By Karin Caifa
In an America divvied up between red and blue, it doesn't get bluer than Manhattan's Upper West Side. Democrats dominate the blocks between Lincoln Center for the Performing Arts and Columbia University. But is this swath of the island developing a political fault line?
During my five years in the neighborhood, political leanings became palpable pretty quickly. It wasn't uncommon to stroll up Broadway towards the gourmet food markets and find a cluster of anti-war protesters outside Citarella, volunteers taking signatures for Democratic candidates on the sidewalk in front of Fairway and a guy peddling buttons with slogans like "Dump Dubya" outside Zabar's.
The numbers back up the anecdotes. Democrat Jerry Nadler, who represents the congressional district that includes this party stronghold, won re-election in 2006 with 85 percent of the vote over Republican and Conservative challengers.
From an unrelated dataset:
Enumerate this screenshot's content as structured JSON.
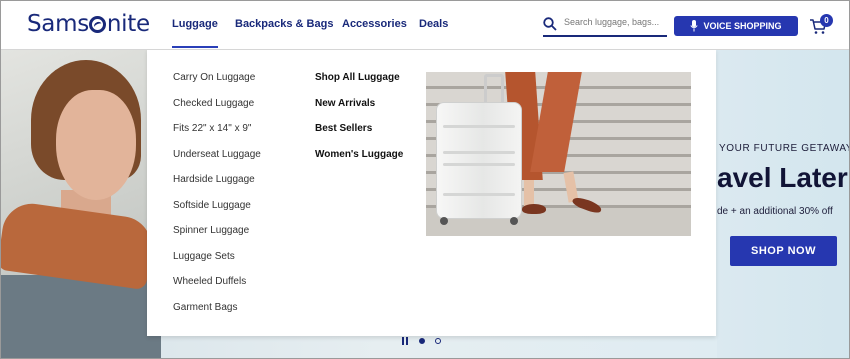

Since his first election in 1992, he's won by wide margins, usually garnering 70-80% of the vote.
This weekend I went back to my old neighborhood and discovered that the fierce anti-Bush sentiment is alive and well among most residents, but there's a split when it comes to which Democrat should succeed him: Barack Obama or Hillary Clinton.
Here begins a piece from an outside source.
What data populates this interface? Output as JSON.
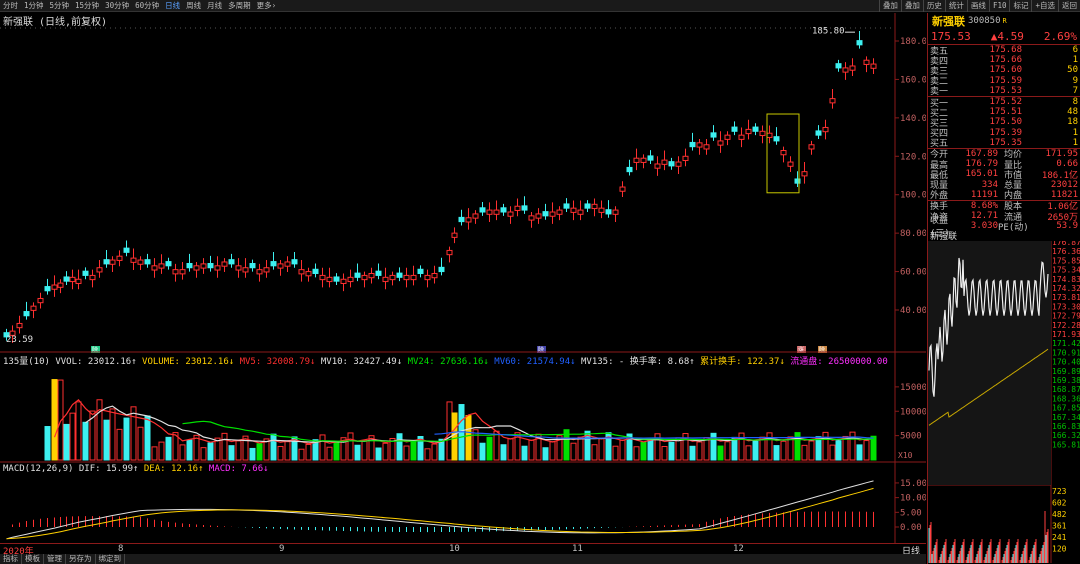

The New York state primary behind them, folks there were still pledging allegiances this weekend. One pedestrian paired his "W. = Wrong" button with another that read "Obama '08." Another coupled a pin declaring "Party Like It's 01.20.09" with one below out simply reading "Hillary." Obama. On the blocks between Broadway and Central Park, signs in the upper windows of brownstones alternated between those for the senator from Illinois, and those for the hometown senator. On a daily basis, Obama and Clinton supporters stand side-by-side at the deli counter and at newsstands here, and rub elbows on the #1 subway line.
If you look at the current delegate count, the Hillary vs. Obama split is playing out among Democrats all over the country. More than two-thirds of the country has voiced a primary preference and, according to CNN's count, Clinton holds a tenuous, 27-delegate lead. (That's counting pledged superdelegates.) But this Manhattan neighborhood is a microcosm of the big debate.
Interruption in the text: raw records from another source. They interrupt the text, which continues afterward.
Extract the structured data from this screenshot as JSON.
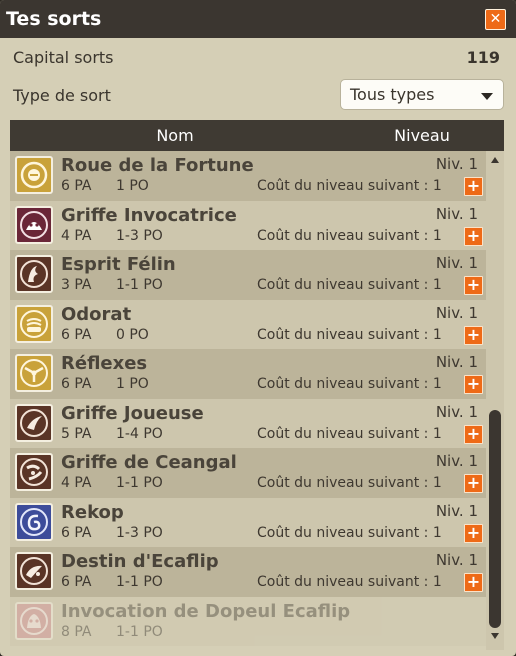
{
  "window": {
    "title": "Tes sorts",
    "close_label": "✕"
  },
  "capital": {
    "label": "Capital sorts",
    "value": "119"
  },
  "type_filter": {
    "label": "Type de sort",
    "selected": "Tous types"
  },
  "columns": {
    "name": "Nom",
    "level": "Niveau"
  },
  "spells": [
    {
      "name": "Roue de la Fortune",
      "pa": "6 PA",
      "po": "1 PO",
      "level": "Niv. 1",
      "cost": "Coût du niveau suivant : 1",
      "icon": "fortune-wheel-icon"
    },
    {
      "name": "Griffe Invocatrice",
      "pa": "4 PA",
      "po": "1-3 PO",
      "level": "Niv. 1",
      "cost": "Coût du niveau suivant : 1",
      "icon": "summoning-claw-icon"
    },
    {
      "name": "Esprit Félin",
      "pa": "3 PA",
      "po": "1-1 PO",
      "level": "Niv. 1",
      "cost": "Coût du niveau suivant : 1",
      "icon": "feline-spirit-icon"
    },
    {
      "name": "Odorat",
      "pa": "6 PA",
      "po": "0 PO",
      "level": "Niv. 1",
      "cost": "Coût du niveau suivant : 1",
      "icon": "smell-icon"
    },
    {
      "name": "Réflexes",
      "pa": "6 PA",
      "po": "1 PO",
      "level": "Niv. 1",
      "cost": "Coût du niveau suivant : 1",
      "icon": "reflexes-icon"
    },
    {
      "name": "Griffe Joueuse",
      "pa": "5 PA",
      "po": "1-4 PO",
      "level": "Niv. 1",
      "cost": "Coût du niveau suivant : 1",
      "icon": "playful-claw-icon"
    },
    {
      "name": "Griffe de Ceangal",
      "pa": "4 PA",
      "po": "1-1 PO",
      "level": "Niv. 1",
      "cost": "Coût du niveau suivant : 1",
      "icon": "ceangal-claw-icon"
    },
    {
      "name": "Rekop",
      "pa": "6 PA",
      "po": "1-3 PO",
      "level": "Niv. 1",
      "cost": "Coût du niveau suivant : 1",
      "icon": "rekop-icon"
    },
    {
      "name": "Destin d'Ecaflip",
      "pa": "6 PA",
      "po": "1-1 PO",
      "level": "Niv. 1",
      "cost": "Coût du niveau suivant : 1",
      "icon": "ecaflip-destiny-icon"
    },
    {
      "name": "Invocation de Dopeul Ecaflip",
      "pa": "8 PA",
      "po": "1-1 PO",
      "level": "",
      "cost": "",
      "icon": "dopeul-summon-icon"
    }
  ],
  "colors": {
    "accent": "#ee6a17",
    "titlebar": "#3b3630",
    "panel": "#d5cfb6",
    "icon_gold": "#c9a23a",
    "icon_maroon": "#6a2638",
    "icon_brown": "#5a3426",
    "icon_blue": "#3d4c9a",
    "icon_pink": "#d08a90"
  }
}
From my perch at a Starbucks near Lincoln Center over the weekend, I couldn't help but notice two women getting up from their table, both with Obama pins on their winter jackets. I asked one of the women, Shari, how she made her decision.
"He is amazing," she said, punctuating each of those three words as her friend nodded in agreement. "I have never felt so inspired. We have been waiting for this for so long. If someone like him could just get to Washington, get into the White House, I feel like we, as a country, could start feeling again, could start dreaming again."
Was she disappointed that Obama lost New York's primary last week?
"Hey, it was closer than we thought it would be," Shari replied. "Don't forget, Hillary is entrenched in this state and in this city."
And would Shari cast a vote to keep Clinton as the senator from New York?
"Of course. I think she does a fine job in that role," she answered.
Later I talked to Steve, a guy in his late 20s sporting two Hillary buttons on his messenger bag, a fading Hillary sticker on his jacket and a pink rubber bracelet reading, "Hillary 2008." I asked him how he chose between the two.
"I like Obama, don't get me wrong. He's an amazing speaker," Steve told me. "It's great to be hopeful, it's great to push for change, and it's an important message for the country. But you have to be practical. I don't think Obama has the kind of experience you need to make that change," he said, almost spitting back a Clinton talking point.
And one elderly woman told me she feels so strongly about her candidate that she'll - gasp! - cross party lines in the general election if she has to. "I can't stand Obama," she told me, as bluntly as a New Yorker often will. "If he's the nominee over Hillary, I swear I will go and vote for McCain."
Really? Vote for a Republican, even on the Upper West Side?
"I know," she said, reaching out and grabbing my arm. I wonder if she was steadying herself or simply assuming I was shocked. "And I've never voted any other way than with the Democrats. I can't believe I'm saying it either."
She walked away clucking and shaking her head. Then she paused a moment, pumped her fist and exclaimed, "Hillary!"
A young woman at a nearby table looked up from her laptop and latte to shout back, "Yeah!"
Then from a table in the corner, a crisp staccato, "Obama!"
And then good-natured giggles across the coffee shop, a sign that maybe the divide isn't that insurmountable.